> AIM OF THE TASK
Find every line below with the word "icon" in it, and copy each one.

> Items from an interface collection
=== Section Start ===

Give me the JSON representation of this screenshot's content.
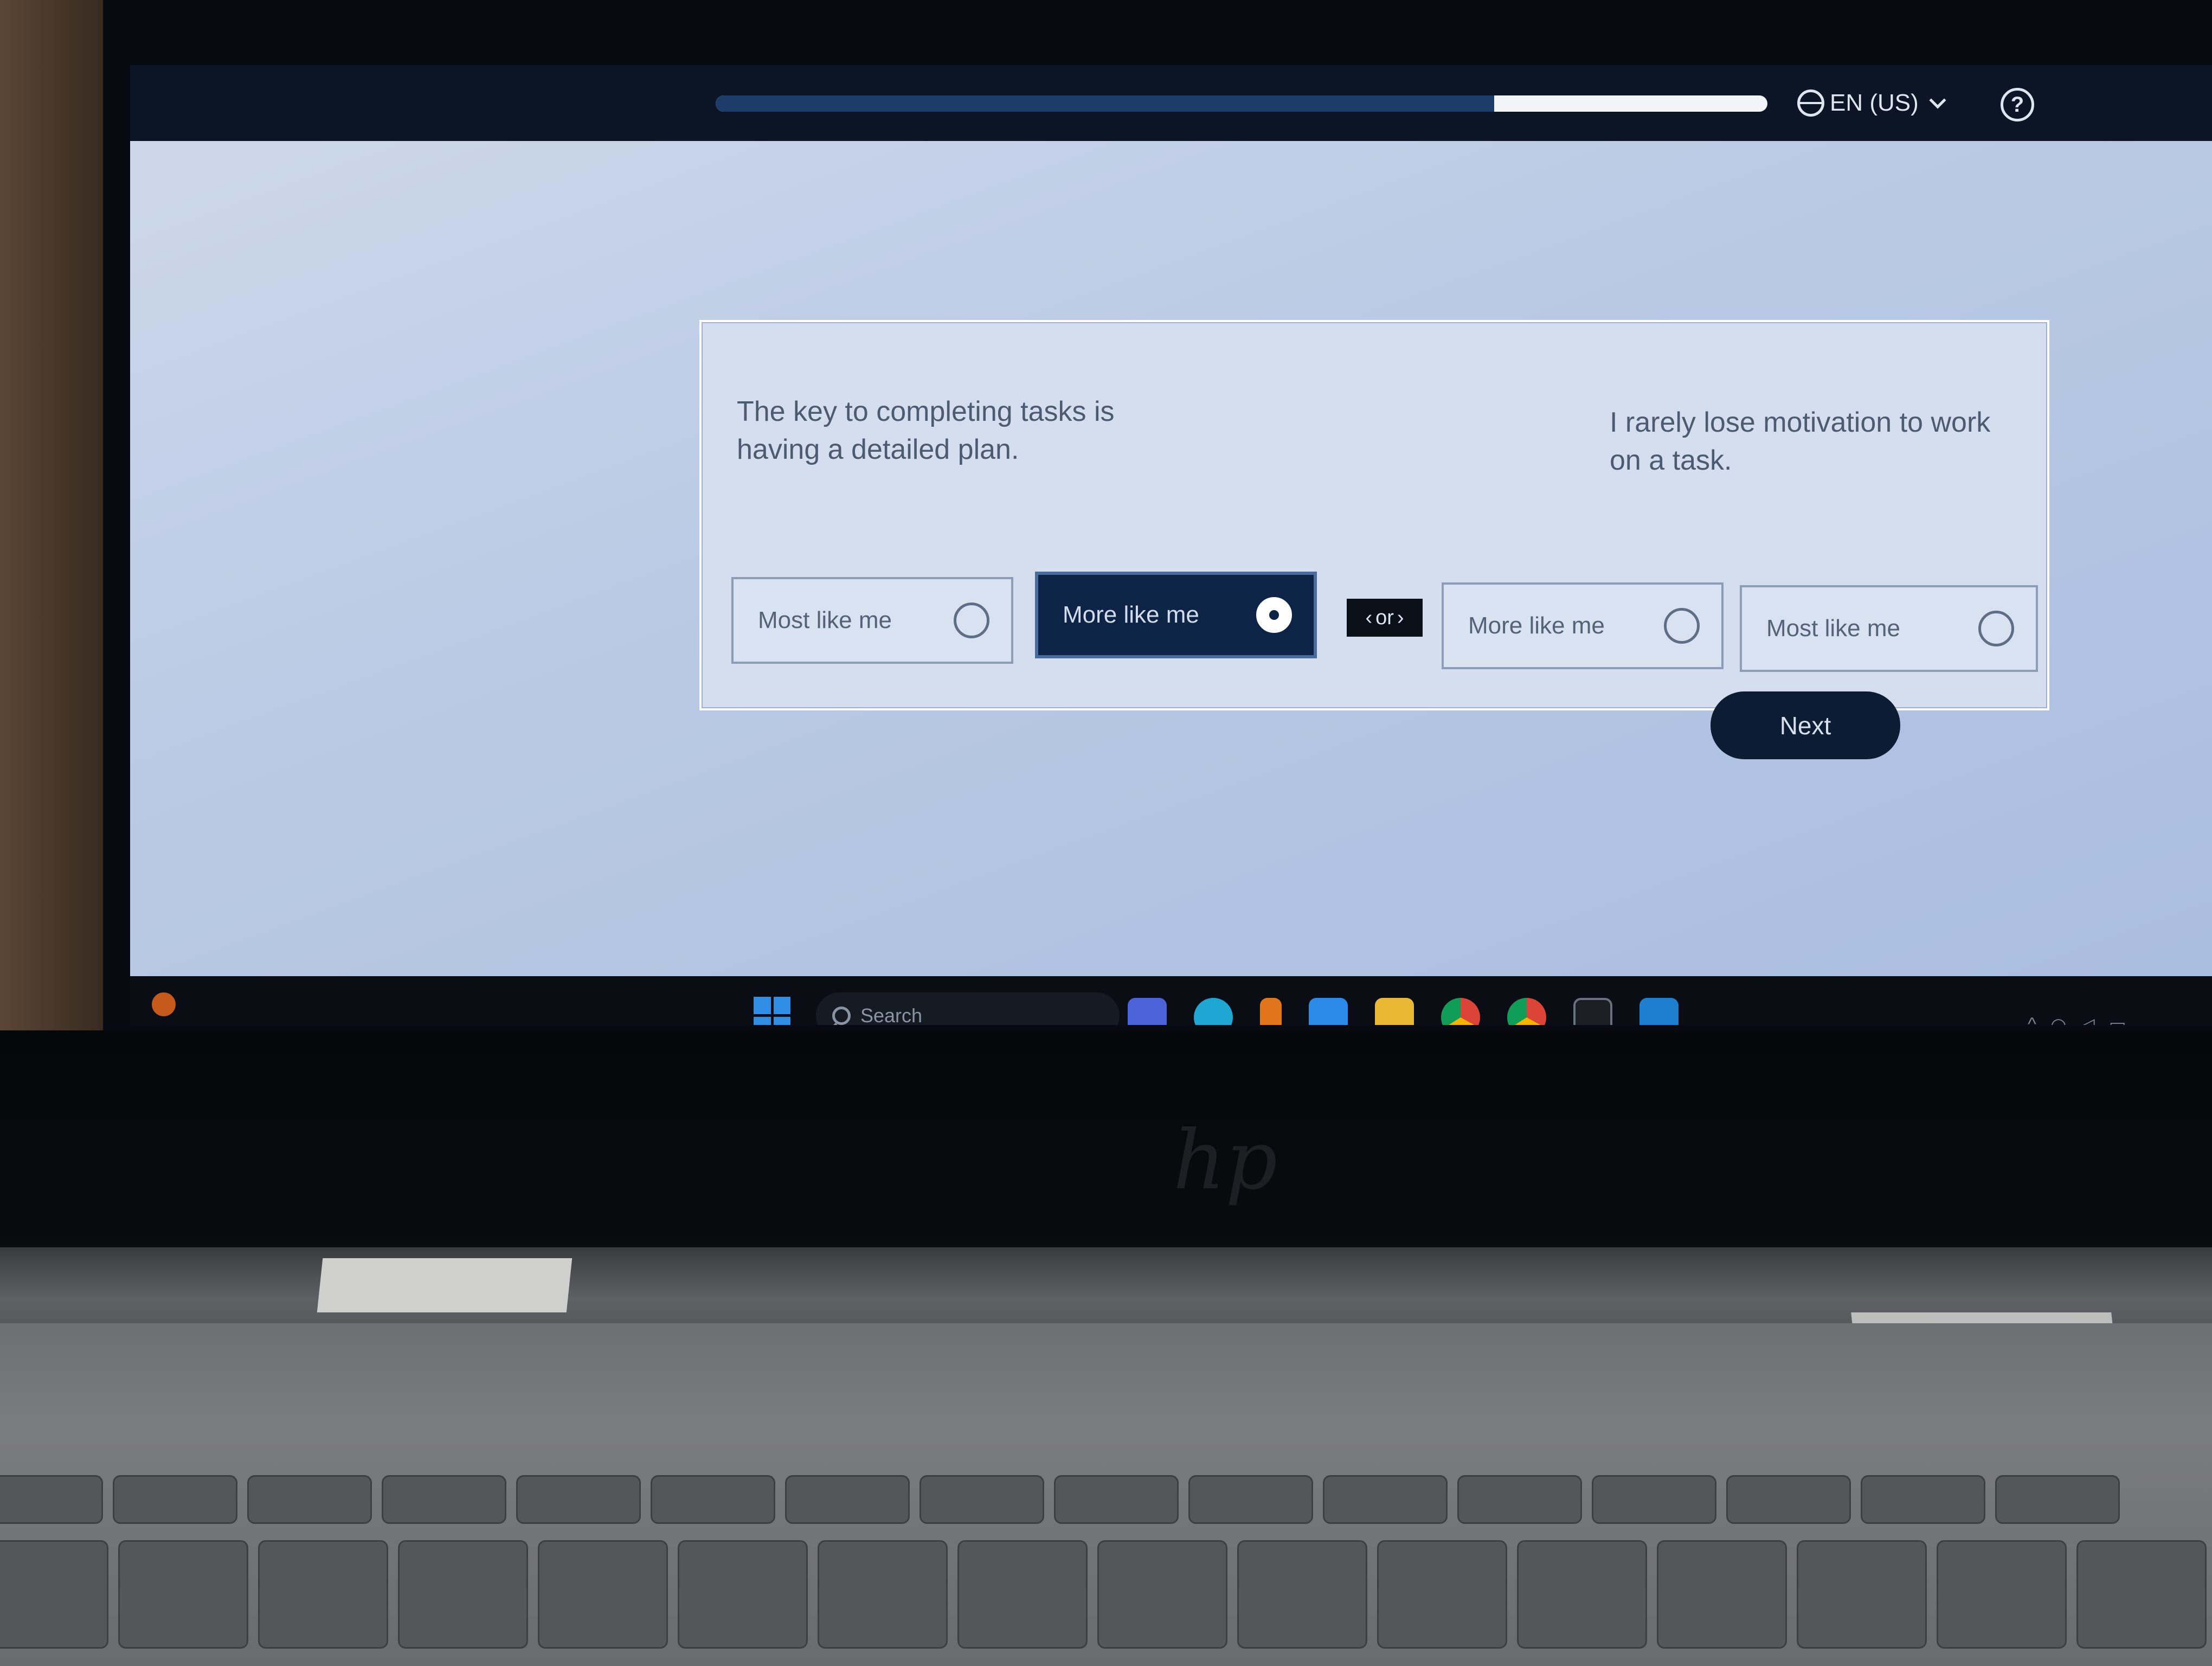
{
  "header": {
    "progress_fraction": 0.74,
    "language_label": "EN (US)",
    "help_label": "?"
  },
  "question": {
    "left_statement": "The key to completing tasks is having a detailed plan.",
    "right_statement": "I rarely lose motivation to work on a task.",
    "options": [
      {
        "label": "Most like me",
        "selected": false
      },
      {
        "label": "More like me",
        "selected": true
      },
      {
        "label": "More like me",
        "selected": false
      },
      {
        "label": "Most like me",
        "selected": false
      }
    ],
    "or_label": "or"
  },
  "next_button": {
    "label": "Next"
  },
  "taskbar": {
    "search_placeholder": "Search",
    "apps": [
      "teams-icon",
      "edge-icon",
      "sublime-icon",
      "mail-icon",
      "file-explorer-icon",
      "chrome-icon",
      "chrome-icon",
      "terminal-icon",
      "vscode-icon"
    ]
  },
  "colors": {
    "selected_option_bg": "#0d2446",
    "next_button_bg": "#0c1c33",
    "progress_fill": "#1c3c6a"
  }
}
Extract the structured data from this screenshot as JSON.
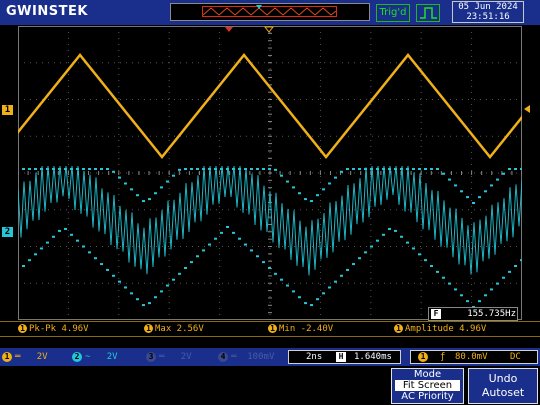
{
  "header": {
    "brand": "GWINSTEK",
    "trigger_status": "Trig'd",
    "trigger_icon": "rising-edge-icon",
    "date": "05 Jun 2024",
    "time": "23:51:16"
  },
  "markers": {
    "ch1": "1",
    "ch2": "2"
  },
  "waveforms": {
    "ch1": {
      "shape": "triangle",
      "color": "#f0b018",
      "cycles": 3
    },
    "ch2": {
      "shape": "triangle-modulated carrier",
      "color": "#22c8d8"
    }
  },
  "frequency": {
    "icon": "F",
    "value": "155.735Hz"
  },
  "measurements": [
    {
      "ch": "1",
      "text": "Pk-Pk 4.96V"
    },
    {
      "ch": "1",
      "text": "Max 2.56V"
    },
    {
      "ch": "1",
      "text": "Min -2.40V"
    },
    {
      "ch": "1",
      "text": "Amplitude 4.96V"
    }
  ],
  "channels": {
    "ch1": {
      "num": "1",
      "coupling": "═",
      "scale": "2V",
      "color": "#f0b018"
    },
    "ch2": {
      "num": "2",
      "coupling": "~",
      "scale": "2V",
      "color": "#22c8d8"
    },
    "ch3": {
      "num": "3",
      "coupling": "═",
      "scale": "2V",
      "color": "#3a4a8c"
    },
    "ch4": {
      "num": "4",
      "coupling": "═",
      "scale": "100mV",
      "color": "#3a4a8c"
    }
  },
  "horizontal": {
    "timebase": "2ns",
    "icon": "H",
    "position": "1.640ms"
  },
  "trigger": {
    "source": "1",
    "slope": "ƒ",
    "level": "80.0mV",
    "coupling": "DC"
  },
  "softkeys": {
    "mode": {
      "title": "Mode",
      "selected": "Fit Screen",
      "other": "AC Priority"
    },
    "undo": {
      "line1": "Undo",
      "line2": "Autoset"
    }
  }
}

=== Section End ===

> YOUR RESPONSE
      "teams-icon",
      "edge-icon",
      "sublime-icon",
      "mail-icon",
      "file-explorer-icon",
      "chrome-icon",
      "chrome-icon",
      "terminal-icon",
      "vscode-icon"
    "trigger_icon": "rising-edge-icon",
    "icon": "F",
    "icon": "H",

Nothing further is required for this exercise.